Stay hydrated even when the temperatures cool down. People often feel less thirsty when it is not hot outside, but staying hydrated is just as important in the fall as it is when the sun is blazing. When fall rolls around, remember to stay on top of your fluid intake to help with both exercise recovery and appetite control.
Drink more tea to warm up for the cooler temperatures. Green tea and black tea contain antioxidants that help ward off diseases during flu season so you can remain healthy and active as the season shifts.
Avoid Holiday Candy
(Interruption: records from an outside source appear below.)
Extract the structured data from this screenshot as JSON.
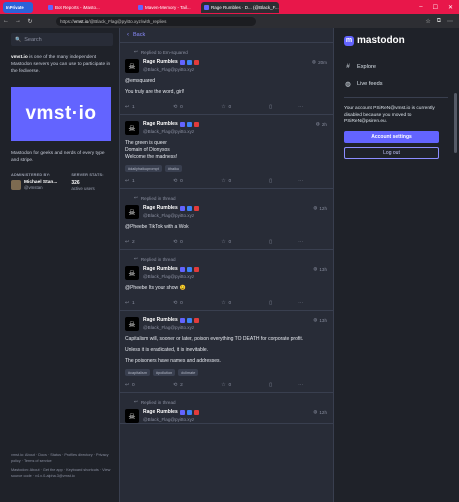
{
  "browser": {
    "tabs": [
      {
        "label": "InPrivate"
      },
      {
        "label": "Bot Reports - iMasto..."
      },
      {
        "label": "Maven-Memory - Tail..."
      },
      {
        "label": "Rage Rumbles · D... (@Black_F..."
      }
    ],
    "url_prefix": "https://",
    "url_domain": "vmst.io",
    "url_path": "/@Black_Flag@pyitto.xyz/with_replies"
  },
  "left": {
    "search_placeholder": "Search",
    "about_domain": "vmst.io",
    "about_text": " is one of the many independent Mastodon servers you can use to participate in the fediverse.",
    "hero_text": "vmst·io",
    "tagline": "Mastodon for geeks and nerds of every type and stripe.",
    "administered_by_label": "ADMINISTERED BY:",
    "server_stats_label": "SERVER STATS:",
    "admin_name": "Michael Stan...",
    "admin_handle": "@vmstan",
    "active_users_count": "326",
    "active_users_label": "active users",
    "footer_line1": "vmst.io: About · Docs · Status · Profiles directory · Privacy policy · Terms of service",
    "footer_line2": "Mastodon: About · Get the app · Keyboard shortcuts · View source code · v4.x.0-alpha.3@vmst.io"
  },
  "center": {
    "back_label": "Back",
    "posts": [
      {
        "context": "Replied to Em-squared",
        "name": "Rage Rumbles",
        "handle": "@Black_Flag@pyitto.xyz",
        "time": "20m",
        "paragraphs": [
          "@emsquared",
          "You truly are the word, girl!"
        ],
        "tags": [],
        "replies": "1",
        "boosts": "0",
        "favs": "0"
      },
      {
        "context": "",
        "name": "Rage Rumbles",
        "handle": "@Black_Flag@pyitto.xyz",
        "time": "2h",
        "paragraphs": [
          "The green is queer\nDomain of Dionysos\nWelcome the madness!"
        ],
        "tags": [
          "#dailyhaikuprompt",
          "#haiku"
        ],
        "replies": "1",
        "boosts": "0",
        "favs": "0"
      },
      {
        "context": "Replied in thread",
        "name": "Rage Rumbles",
        "handle": "@Black_Flag@pyitto.xyz",
        "time": "12h",
        "paragraphs": [
          "@Pheebe TikTok with a Wok"
        ],
        "tags": [],
        "replies": "2",
        "boosts": "0",
        "favs": "0"
      },
      {
        "context": "Replied in thread",
        "name": "Rage Rumbles",
        "handle": "@Black_Flag@pyitto.xyz",
        "time": "13h",
        "paragraphs": [
          "@Pheebe Its your show 😉"
        ],
        "tags": [],
        "replies": "1",
        "boosts": "0",
        "favs": "0"
      },
      {
        "context": "",
        "name": "Rage Rumbles",
        "handle": "@Black_Flag@pyitto.xyz",
        "time": "13h",
        "paragraphs": [
          "Capitalism will, sooner or later, poison everything TO DEATH for corporate profit.",
          "Unless it is eradicated, it is inevitable.",
          "The poisoners have names and addresses."
        ],
        "tags": [
          "#capitalism",
          "#pollution",
          "#climate"
        ],
        "replies": "0",
        "boosts": "2",
        "favs": "0"
      },
      {
        "context": "Replied in thread",
        "name": "Rage Rumbles",
        "handle": "@Black_Flag@pyitto.xyz",
        "time": "12h",
        "paragraphs": [],
        "tags": [],
        "replies": "",
        "boosts": "",
        "favs": ""
      }
    ]
  },
  "right": {
    "logo_text": "mastodon",
    "nav": [
      {
        "label": "Explore",
        "icon": "hashtag-icon"
      },
      {
        "label": "Live feeds",
        "icon": "globe-icon"
      }
    ],
    "notice": "Your account PSiReN@vmst.io is currently disabled because you moved to PSiReN@psiren.eu.",
    "account_settings_label": "Account settings",
    "logout_label": "Log out"
  },
  "colors": {
    "accent": "#6364ff",
    "tab_bar": "#e8174a",
    "column_bg": "#282c37",
    "page_bg": "#1f2229"
  }
}
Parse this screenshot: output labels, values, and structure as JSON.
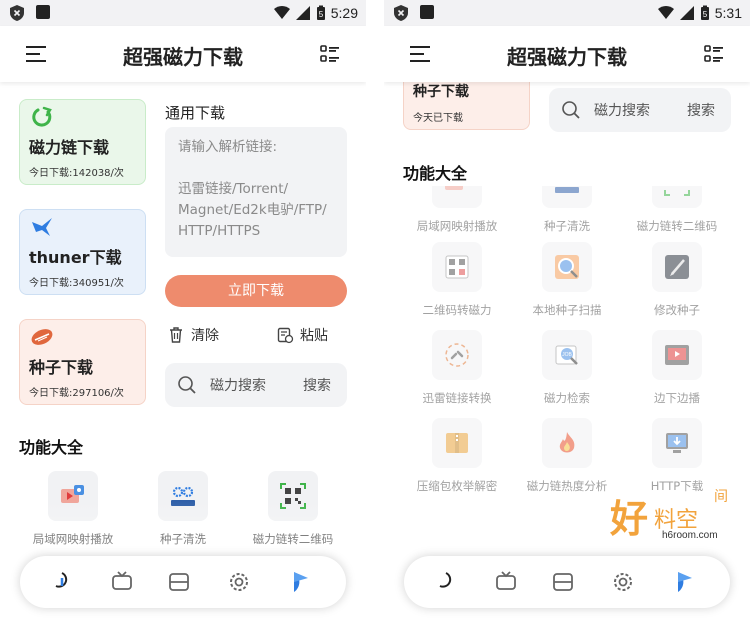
{
  "left": {
    "status": {
      "time": "5:29"
    },
    "appbar": {
      "title": "超强磁力下载"
    },
    "cards": [
      {
        "title": "磁力链下载",
        "sub": "今日下载:142038/次",
        "bg": "#eaf7ea",
        "border": "#c9ecc9"
      },
      {
        "title": "thuner下载",
        "sub": "今日下载:340951/次",
        "bg": "#e9f1fb",
        "border": "#cddff3"
      },
      {
        "title": "种子下载",
        "sub": "今日下载:297106/次",
        "bg": "#fdeee9",
        "border": "#f5d3c7"
      }
    ],
    "general": {
      "title": "通用下载",
      "placeholder_1": "请输入解析链接:",
      "placeholder_2": "迅雷链接/Torrent/",
      "placeholder_3": "Magnet/Ed2k电驴/FTP/",
      "placeholder_4": "HTTP/HTTPS",
      "download_button": "立即下载",
      "clear_label": "清除",
      "paste_label": "粘贴"
    },
    "search": {
      "placeholder": "磁力搜索",
      "button": "搜索"
    },
    "functions": {
      "title": "功能大全",
      "tools": [
        {
          "label": "局域网映射播放",
          "icon": "video-cast-icon"
        },
        {
          "label": "种子清洗",
          "icon": "gears-icon"
        },
        {
          "label": "磁力链转二维码",
          "icon": "qrcode-icon"
        }
      ]
    }
  },
  "right": {
    "status": {
      "time": "5:31"
    },
    "appbar": {
      "title": "超强磁力下载"
    },
    "partial_card": {
      "title": "种子下载",
      "sub": "今天已下载"
    },
    "search": {
      "placeholder": "磁力搜索",
      "button": "搜索"
    },
    "functions": {
      "title": "功能大全",
      "tools": [
        {
          "label": "局域网映射播放",
          "icon": "video-cast-icon"
        },
        {
          "label": "种子清洗",
          "icon": "gears-icon"
        },
        {
          "label": "磁力链转二维码",
          "icon": "qrcode-icon"
        },
        {
          "label": "二维码转磁力",
          "icon": "qrcode-scan-icon"
        },
        {
          "label": "本地种子扫描",
          "icon": "magnifier-icon"
        },
        {
          "label": "修改种子",
          "icon": "edit-icon"
        },
        {
          "label": "迅雷链接转换",
          "icon": "link-convert-icon"
        },
        {
          "label": "磁力检索",
          "icon": "search-job-icon"
        },
        {
          "label": "边下边播",
          "icon": "play-icon"
        },
        {
          "label": "压缩包枚举解密",
          "icon": "zip-folder-icon"
        },
        {
          "label": "磁力链热度分析",
          "icon": "fire-icon"
        },
        {
          "label": "HTTP下载",
          "icon": "http-download-icon"
        }
      ]
    }
  },
  "watermark": {
    "big": "好",
    "mid": "料空",
    "small": "间",
    "url": "h6room.com"
  },
  "colors": {
    "accent": "#ee8b6d",
    "highlight": "#6fe07a",
    "blue": "#2f7de1"
  }
}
According to the National Institutes of Health, on average, non-obese adults gain about a pound a year around the holidays. In addition to creating unhealthy habits, accumulation of this weight over time can lead to obesity. Be sure to pack lots of healthy snacks to munch on throughout the day to help deter you from grazing on sweets that pop up in the office, at home or at holiday parties.
Turn Fall Chores into a Workout
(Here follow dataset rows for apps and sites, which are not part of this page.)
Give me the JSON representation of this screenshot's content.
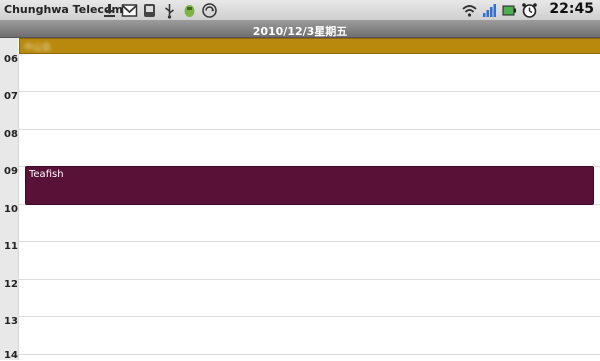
{
  "status_bar": {
    "carrier": "Chunghwa Telecom",
    "time": "22:45",
    "notification_icons": [
      "download-icon",
      "gmail-icon",
      "android-icon",
      "usb-icon",
      "android-debug-icon",
      "sync-icon"
    ],
    "system_icons": [
      "wifi-icon",
      "signal-icon",
      "battery-icon",
      "alarm-icon"
    ]
  },
  "calendar": {
    "date_title": "2010/12/3星期五",
    "all_day_event": {
      "title": "中山会",
      "color": "#b8890d"
    },
    "hours": [
      "06",
      "07",
      "08",
      "09",
      "10",
      "11",
      "12",
      "13",
      "14"
    ],
    "events": [
      {
        "title": "Teafish",
        "color": "#5a1137"
      }
    ]
  }
}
According to Health Status, a 150-lb. person can burn 135 calories by raking leaves for 30 minutes. Turn outdoor chores into a game by setting small, achievable goals to help pass time and burn away fat.
Exercise Early in the Day
Try to work out in the morning or during the day. With the time changing and the sun setting earlier, it can feel as though it’s later in the day than it really is. This can make people more tired than usual. Getting into a routine of working out early will guarantee the workout gets done and still allow time in the afternoons and evenings to relax.
As the weather cools down and summer ends, it can become difficult to stay motivated. Trying a variety of different activities and varying workouts will help keep a fresh spin on exercise and allow for confidence to build within a wide range of activities.
• 1 tsp garlic
• 1 ¼ oz turkey, lean ground
• 3 medium tomatoes
• 1 Tbl tomato sauce
• ½ cup kidney beans
• ¼ cup onion
• ½ cup bell pepper
• 1 tsp oil, high oleic safflowers
SPICES / FLAVORING:
• ¼ tsp cumin
• ¼ tsp black pepper
• ¼ tsp cayenne pepper
• ¼ tsp chili powder
In large saucepan, brown turkey and garlic. Drain off any excess fat. Add oil, tomato sauce, chopped onion, chopped pepper, chopped tomatoes, and beans. Add chili powder, cumin, salt, and cayenne pepper. Season to taste. Simmer for at least 30 minutes. Enjoy!
Per serving: 302 calories, 22g protein, 10g total fat, 31g carbohydrates.
Source: Healthy Transformations Recipes